With the push for equality, there are often equal numbers of men and women at entry-level but the number of women at board-level is still shockingly low, reports Georgina Fuller
The days of company boards being predominantly male, pale and stale are over. At least, that’s what forward-thinking employers want us to believe. Businesses these days are usually very keen to point out how ‘progressive’ they are when it comes to equal opportunities but, although there are often equal numbers of men and women at entry-level, the number of women at board-level is still shockingly low. Women accounted for just 18.7% of FTSE 100 directors in 2012, according to recent figures by the Professional Boards Forum BoardWatch.
A new report by Ernst & Young consultancy has also highlighted the need for a fresh approach when it comes to recruiting women for board-level roles. The Time for Change: Recruiting for Europe’s Boardrooms report, published in October, is based on interviews with European business leaders, board members and headhunters. It offers five practical steps to improve boardroom recruitment, including: looking for non-executive directors with more varied backgrounds, using headhunters more efficiently, broadening selection criteria, making a more transparent succession plan and collaborating with other businesses to provide support for all non-executive directors.
Allyson Zimmermann, senior director at Catalyst consultancy, says that employers are finally starting to understand the business case for diversity. “Attracting female talent and increasing the number of women on boards is not only crucial, but is a business imperative if they want to remain competitive in today’s global workplace,” she notes. “Study after study, including Catalyst’s own, show the value of women in leadership. Companies with more women in leadership (corporate board directors and corporate officers), on average, financially outperform those with fewer women.”
Reflecting the customer and client base is also vital when it comes to understanding your target market, Sam Jones, the (male) CEO of Gendergap, points out. “If your client base and target market are 60-year-old white men, then it’s smart to have a board composed of 60-year-old white men. But most organisations have a more diverse group of prospects and customers – and must have a board that represents this in order to outperform their competitors.”

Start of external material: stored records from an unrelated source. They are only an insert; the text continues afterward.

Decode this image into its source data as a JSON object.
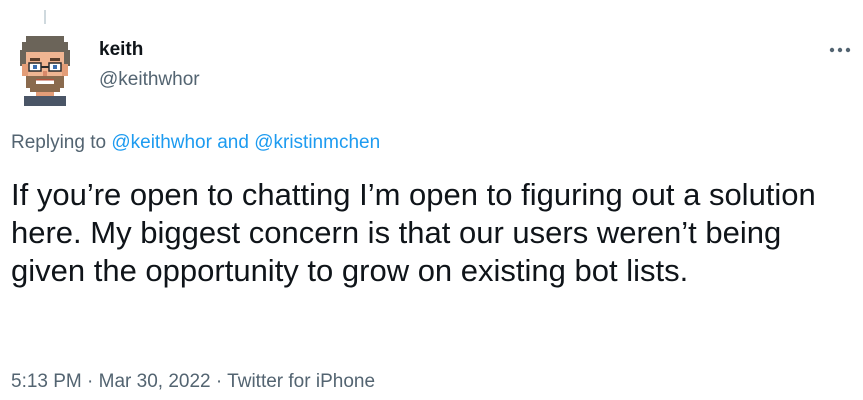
{
  "author": {
    "display_name": "keith",
    "handle": "@keithwhor"
  },
  "reply_context": {
    "prefix": "Replying to",
    "mention_1": "@keithwhor",
    "joiner": "and",
    "mention_2": "@kristinmchen"
  },
  "tweet": {
    "text": "If you’re open to chatting I’m open to figuring out a solution here. My biggest concern is that our users weren’t being given the opportunity to grow on existing bot lists."
  },
  "meta": {
    "time": "5:13 PM",
    "separator": "·",
    "date": "Mar 30, 2022",
    "source": "Twitter for iPhone"
  },
  "icons": {
    "more": "more-horizontal-icon",
    "avatar": "pixel-art-avatar"
  },
  "colors": {
    "accent": "#1d9bf0",
    "secondary_text": "#536471",
    "primary_text": "#0f1419"
  }
}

Companies are also starting to realise that they have to become more adaptable to survive, especially in light of the recession. Claire Williams, director at Inclusive Employers consultancy, explains. “It makes no business sense whatsoever to limit the professional expertise, experience and skill available to the board. Diversity by definition brings difference - different ways of thinking, different solutions to problems, different ways of achieving objectives. Businesses need to be agile and flexible in order to survive and diverse boards reduce the risk of "group think" dominating.”
Ultimately, however, it’s often still the mother who has primary childcare responsibilities and who the school calls if their child is unwell. So providing working mothers with enough support to juggle the demanding conflicts of work and family is essential in ensuring their success throughout their careers. Emma Bartlett, employment lawyer and partner at Speechly Bircham City law firm, is a good case in point. “In law, there are usually more female trainees taken on than male ones. That ratio continues through to middle and senior post-qualification level, but then starts to wane at senior level,” she notes. “As society changes, I would predict a natural rise in this ratio as family roles have moved away from women having primary childcare responsibilities. This alone will not be sufficient to see the ratio improve sufficiently though.”
Encouragingly, Bartlett’s own experience has been resoundingly positive. “I’ve felt confident in being able to address my business needs around flexible working. And as a partner in a law firm, I understand that the needs of the business need to be addressed and taken seriously. I could not have done what I have without having senior support to make it work though. I rely on this much less now, but it was essential in the first few years of balancing my increasing responsibilities at home with work.”
Lord Davies, the Minister for Women, has pledged to increase the number of female board directors to at least 25% by 2015. But Bartlett is not convinced this will make a difference in the immediate future. “The starting ratio of men to women at board level is, perhaps, so low that boards will need to get over the 25% hurdle before real progress will be made. It’s one thing to say or recognise that the ratio needs to be improved, and another to actually put in place measures to deliver improvement.”
Zimmermann agrees: “Change is happening, although it may feel a bit slow at times. It’s not just about ‘doing the right thing’ – it’s essential to the success of the organisation.”